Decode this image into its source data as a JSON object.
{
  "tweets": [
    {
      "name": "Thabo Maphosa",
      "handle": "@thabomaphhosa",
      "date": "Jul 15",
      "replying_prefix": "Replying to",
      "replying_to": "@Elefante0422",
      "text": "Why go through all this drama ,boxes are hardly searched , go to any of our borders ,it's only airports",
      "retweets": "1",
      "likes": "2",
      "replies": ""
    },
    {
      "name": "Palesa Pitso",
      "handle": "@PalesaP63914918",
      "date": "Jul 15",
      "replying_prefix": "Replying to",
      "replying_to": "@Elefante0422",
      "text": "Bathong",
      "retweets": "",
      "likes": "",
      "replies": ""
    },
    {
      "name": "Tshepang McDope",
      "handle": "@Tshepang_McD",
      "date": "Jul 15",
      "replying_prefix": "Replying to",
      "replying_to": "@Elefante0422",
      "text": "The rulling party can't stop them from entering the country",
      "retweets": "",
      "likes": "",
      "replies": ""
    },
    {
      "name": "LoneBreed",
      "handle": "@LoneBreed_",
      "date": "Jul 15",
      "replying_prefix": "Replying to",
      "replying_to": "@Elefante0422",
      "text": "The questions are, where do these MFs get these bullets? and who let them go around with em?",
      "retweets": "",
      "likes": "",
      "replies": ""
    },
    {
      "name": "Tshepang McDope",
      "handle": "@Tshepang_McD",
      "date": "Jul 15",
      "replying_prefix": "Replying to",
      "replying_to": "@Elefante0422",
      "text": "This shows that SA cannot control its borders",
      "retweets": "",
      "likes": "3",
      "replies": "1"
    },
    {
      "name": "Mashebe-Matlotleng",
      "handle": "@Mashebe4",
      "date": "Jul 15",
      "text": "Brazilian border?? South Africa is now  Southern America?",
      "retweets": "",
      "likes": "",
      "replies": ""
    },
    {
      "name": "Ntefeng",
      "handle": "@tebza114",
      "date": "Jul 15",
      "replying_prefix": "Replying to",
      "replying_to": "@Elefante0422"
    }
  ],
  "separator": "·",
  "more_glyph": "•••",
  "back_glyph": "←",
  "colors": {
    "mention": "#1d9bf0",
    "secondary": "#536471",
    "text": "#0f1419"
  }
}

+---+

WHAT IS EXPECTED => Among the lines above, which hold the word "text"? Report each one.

EXERCISE SOLUTION =>
      "text": "Why go through all this drama ,boxes are hardly searched , go to any of our borders ,it's only airports",
      "text": "Bathong",
      "text": "The rulling party can't stop them from entering the country",
      "text": "The questions are, where do these MFs get these bullets? and who let them go around with em?",
      "text": "This shows that SA cannot control its borders",
      "text": "Brazilian border?? South Africa is now  Southern America?",
    "text": "#0f1419"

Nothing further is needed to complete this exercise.